Some of the gains seem to have come from a new mobile rocket that has pinpoint accuracy — like a small cruise missile — and has been used against the hideouts of insurgent commanders around Kandahar.

Really?  So the answer is rooted in better military hardware?  Hmmmm…Is this how the NYTimes is making ends meet in these tough economic times?  Product placement ads to arms manufacturers?

Two paragraphs below that we see the sort of thing we would hope to hear in a COIN environment:

Unlike the Marja operation, they say, the one in Kandahar is a comprehensive civil and military effort that is changing the public mood as well as improving security.

Good news/bad news:  Recommending talking to insurgents is no longer automatically grounds from hysterical charges of treason but the much ballyhooed talks with the Taliban aren’t much to get excited about at this point.

Alex Strick van Linschoten, an expert on the Taliban and co-editor of a recent autobiography of a top Taliban official, Mullah Abdul Salaam Zaeef, is skeptical about all the hype. He calls it a “blunt force PR campaign” released by the U.S. military and certain government officials, hoping to prop up flagging enthusiasm at home for what more and more Americans see as a losing battle.

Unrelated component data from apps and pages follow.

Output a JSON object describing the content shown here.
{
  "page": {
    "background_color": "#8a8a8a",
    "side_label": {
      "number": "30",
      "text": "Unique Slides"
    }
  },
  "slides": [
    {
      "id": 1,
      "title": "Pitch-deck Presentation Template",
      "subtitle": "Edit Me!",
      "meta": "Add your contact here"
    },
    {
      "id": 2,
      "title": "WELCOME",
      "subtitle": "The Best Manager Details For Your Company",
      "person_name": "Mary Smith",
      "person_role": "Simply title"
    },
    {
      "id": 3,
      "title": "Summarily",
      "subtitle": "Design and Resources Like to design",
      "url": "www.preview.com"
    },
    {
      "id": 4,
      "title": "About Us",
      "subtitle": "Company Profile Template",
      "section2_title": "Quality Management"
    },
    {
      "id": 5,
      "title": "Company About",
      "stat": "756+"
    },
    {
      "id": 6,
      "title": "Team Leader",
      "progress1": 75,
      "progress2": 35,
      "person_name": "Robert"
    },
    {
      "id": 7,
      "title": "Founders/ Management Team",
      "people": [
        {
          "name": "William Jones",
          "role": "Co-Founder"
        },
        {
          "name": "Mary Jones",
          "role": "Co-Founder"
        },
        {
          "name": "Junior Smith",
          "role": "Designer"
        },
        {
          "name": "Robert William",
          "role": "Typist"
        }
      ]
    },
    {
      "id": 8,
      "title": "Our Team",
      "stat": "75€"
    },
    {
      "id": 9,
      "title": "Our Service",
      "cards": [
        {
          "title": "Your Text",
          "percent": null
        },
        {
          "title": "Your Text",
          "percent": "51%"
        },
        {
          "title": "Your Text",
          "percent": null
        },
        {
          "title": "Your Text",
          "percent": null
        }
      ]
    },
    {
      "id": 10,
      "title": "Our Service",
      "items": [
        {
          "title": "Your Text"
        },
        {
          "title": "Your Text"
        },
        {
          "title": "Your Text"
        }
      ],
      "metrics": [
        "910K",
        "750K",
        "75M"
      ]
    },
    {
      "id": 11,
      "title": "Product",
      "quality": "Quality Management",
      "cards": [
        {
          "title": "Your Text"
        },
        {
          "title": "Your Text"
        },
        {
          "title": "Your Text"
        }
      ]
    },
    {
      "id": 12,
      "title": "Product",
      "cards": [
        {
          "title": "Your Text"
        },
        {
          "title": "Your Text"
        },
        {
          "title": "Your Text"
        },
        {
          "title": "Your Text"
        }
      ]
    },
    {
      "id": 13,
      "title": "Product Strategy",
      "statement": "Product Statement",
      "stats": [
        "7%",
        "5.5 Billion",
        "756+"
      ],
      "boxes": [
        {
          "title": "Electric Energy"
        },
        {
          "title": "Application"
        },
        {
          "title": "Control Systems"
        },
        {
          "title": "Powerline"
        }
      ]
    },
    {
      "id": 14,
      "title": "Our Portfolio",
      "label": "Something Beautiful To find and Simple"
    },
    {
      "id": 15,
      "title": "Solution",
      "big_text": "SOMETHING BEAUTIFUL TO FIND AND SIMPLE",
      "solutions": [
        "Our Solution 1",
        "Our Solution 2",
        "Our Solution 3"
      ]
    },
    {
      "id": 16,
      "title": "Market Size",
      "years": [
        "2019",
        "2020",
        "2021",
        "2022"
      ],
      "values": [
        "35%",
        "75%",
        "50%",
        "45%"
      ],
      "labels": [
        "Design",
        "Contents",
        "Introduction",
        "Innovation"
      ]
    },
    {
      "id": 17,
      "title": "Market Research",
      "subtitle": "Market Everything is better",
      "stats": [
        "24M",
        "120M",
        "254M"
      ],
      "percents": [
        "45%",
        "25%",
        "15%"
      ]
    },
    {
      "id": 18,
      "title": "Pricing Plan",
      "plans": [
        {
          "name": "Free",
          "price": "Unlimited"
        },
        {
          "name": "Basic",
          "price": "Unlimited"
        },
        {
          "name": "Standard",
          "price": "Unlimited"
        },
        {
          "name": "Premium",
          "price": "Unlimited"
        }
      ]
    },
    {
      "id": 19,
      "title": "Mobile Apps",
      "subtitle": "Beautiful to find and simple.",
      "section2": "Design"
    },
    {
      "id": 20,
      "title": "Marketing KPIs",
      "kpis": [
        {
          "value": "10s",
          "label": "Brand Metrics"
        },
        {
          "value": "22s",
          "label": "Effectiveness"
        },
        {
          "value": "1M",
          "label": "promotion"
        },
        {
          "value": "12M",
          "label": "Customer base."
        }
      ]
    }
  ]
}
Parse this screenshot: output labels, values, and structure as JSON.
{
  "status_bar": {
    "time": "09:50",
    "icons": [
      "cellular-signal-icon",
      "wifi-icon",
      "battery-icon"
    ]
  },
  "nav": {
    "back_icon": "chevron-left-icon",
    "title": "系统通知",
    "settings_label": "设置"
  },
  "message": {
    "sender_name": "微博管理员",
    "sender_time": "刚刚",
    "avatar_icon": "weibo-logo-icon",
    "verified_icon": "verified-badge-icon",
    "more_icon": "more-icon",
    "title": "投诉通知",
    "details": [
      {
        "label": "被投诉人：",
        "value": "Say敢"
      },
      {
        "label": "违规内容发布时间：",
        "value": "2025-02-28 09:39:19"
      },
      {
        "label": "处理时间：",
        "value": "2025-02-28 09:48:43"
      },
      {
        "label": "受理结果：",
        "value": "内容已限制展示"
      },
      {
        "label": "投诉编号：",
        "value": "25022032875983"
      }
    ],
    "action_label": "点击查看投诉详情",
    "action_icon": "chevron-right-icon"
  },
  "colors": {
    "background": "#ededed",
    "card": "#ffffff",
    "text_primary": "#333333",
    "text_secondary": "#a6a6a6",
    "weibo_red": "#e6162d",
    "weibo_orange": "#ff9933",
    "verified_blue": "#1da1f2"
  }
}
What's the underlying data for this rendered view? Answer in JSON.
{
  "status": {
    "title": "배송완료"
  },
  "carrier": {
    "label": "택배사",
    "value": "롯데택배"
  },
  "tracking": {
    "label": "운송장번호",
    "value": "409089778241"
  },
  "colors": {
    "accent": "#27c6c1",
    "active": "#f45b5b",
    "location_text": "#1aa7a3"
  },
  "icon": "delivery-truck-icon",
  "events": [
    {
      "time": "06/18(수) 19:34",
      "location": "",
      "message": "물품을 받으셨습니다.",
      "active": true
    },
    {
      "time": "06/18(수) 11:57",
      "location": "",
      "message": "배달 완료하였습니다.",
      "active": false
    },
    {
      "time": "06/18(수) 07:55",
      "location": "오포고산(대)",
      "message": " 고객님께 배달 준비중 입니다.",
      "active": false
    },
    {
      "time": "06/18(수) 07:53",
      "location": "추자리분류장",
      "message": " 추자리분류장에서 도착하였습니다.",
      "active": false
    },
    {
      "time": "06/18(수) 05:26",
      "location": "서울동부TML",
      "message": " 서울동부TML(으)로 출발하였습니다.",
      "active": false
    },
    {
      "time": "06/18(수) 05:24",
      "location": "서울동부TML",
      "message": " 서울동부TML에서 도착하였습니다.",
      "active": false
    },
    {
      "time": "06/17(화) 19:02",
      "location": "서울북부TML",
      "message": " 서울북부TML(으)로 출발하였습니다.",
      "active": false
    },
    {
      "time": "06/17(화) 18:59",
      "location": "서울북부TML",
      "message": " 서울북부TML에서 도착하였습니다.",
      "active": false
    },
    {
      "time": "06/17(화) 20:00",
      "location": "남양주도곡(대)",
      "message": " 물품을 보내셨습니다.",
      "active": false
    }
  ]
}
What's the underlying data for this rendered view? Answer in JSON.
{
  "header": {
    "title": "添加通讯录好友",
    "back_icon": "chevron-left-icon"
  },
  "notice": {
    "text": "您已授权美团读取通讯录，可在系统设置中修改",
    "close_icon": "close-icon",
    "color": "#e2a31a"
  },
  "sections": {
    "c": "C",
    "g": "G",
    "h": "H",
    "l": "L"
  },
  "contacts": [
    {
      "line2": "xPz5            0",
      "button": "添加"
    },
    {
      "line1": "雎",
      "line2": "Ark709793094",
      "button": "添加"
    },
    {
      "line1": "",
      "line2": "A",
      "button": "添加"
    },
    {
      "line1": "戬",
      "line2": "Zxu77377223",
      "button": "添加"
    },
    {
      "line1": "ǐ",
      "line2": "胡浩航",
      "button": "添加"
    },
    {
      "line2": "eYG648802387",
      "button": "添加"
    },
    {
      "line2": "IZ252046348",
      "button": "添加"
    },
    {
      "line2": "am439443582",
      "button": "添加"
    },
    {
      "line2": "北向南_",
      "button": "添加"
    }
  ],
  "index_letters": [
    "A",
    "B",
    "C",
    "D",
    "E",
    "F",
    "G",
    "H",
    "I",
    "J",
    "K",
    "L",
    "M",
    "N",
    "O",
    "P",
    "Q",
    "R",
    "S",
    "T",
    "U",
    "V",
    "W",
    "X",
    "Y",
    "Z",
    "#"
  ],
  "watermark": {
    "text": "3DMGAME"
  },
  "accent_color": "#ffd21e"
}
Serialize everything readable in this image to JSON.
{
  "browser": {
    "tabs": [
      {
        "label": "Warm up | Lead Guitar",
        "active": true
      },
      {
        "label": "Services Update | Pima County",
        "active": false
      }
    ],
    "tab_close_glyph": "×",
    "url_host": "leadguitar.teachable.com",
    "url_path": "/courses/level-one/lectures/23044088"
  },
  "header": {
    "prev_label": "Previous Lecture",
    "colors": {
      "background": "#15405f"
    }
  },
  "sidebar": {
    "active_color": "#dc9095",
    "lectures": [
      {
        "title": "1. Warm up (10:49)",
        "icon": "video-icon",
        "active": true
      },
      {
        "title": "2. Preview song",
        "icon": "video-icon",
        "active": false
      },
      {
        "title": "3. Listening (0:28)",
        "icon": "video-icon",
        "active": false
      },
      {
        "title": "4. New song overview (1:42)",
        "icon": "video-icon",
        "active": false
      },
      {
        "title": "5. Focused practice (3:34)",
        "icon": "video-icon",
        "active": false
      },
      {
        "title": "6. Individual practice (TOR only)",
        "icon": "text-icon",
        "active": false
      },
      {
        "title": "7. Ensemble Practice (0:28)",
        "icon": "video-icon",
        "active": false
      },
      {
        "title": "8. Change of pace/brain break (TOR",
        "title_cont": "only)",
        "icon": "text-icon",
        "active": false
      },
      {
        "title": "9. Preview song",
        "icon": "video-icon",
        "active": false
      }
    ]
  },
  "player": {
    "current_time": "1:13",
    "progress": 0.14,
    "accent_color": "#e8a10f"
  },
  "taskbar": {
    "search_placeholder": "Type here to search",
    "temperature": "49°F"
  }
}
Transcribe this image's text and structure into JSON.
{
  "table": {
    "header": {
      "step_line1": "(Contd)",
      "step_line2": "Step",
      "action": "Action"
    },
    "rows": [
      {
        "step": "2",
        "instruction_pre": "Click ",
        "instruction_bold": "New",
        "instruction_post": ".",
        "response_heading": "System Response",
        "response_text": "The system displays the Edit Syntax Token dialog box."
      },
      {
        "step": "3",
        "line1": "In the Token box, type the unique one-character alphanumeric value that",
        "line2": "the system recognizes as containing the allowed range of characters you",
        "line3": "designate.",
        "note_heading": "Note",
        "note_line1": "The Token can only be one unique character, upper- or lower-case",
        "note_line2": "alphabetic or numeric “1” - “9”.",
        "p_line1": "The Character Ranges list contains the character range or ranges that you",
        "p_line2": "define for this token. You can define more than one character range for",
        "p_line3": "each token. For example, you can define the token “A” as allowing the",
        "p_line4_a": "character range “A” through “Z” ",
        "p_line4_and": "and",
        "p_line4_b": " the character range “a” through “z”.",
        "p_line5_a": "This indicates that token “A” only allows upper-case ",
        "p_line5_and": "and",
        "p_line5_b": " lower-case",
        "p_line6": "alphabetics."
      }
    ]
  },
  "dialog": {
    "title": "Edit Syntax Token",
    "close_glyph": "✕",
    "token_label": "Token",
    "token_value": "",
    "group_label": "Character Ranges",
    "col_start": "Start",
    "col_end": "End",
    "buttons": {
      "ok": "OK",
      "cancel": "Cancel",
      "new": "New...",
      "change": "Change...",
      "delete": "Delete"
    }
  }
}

“Certainly, what’s going on is nowhere near as exciting or progress-filled as the media are making it out to be,” he said. “If you dig down deep into the sourcing on a lot of these stories, it’s all still rumors and shadow-play.”

The inherent contradiction and confusion inherent in publicly supporting a COIN campaign and talking about withdrawal in a relatively short time frame leads to statements like this from insurgents:

“Now many people are travelling to Afghanistan because they hope that the Western troops will soon pull out of our country and a new future will start.”

Swedish casualties near Mazar-i-Sharif

A Swedish soldier was killed in Afghanistan on Saturday in some sort of combat action.  According to the military spokesperson via Radio Sweden:

“There were two platoons, around 50 soldiers, patrolling an area about 40 kilometres of Mazar-i-Sharif. One platoon, including a Combat Vehicle 90 armoured car, was involved in combat and called for back up. The second platoon, with a pansarterrängbil 203 armoured car, came to rescue them. And when they came to the scene, they drove over a home made bomb, and the soldier who was killed was in that vehicle.”

Since the center-right coalition just won reelection it and has committed to an open ended mission to Afghanistan it seems unlikely that this news will result in any changes in the short term.  The opposition coalition has been split regarding Afghanistan with the Left (former communist) Party demanding an immediate withdrawal and other parties that want to remove Swedish forces at some future date (2013, I think).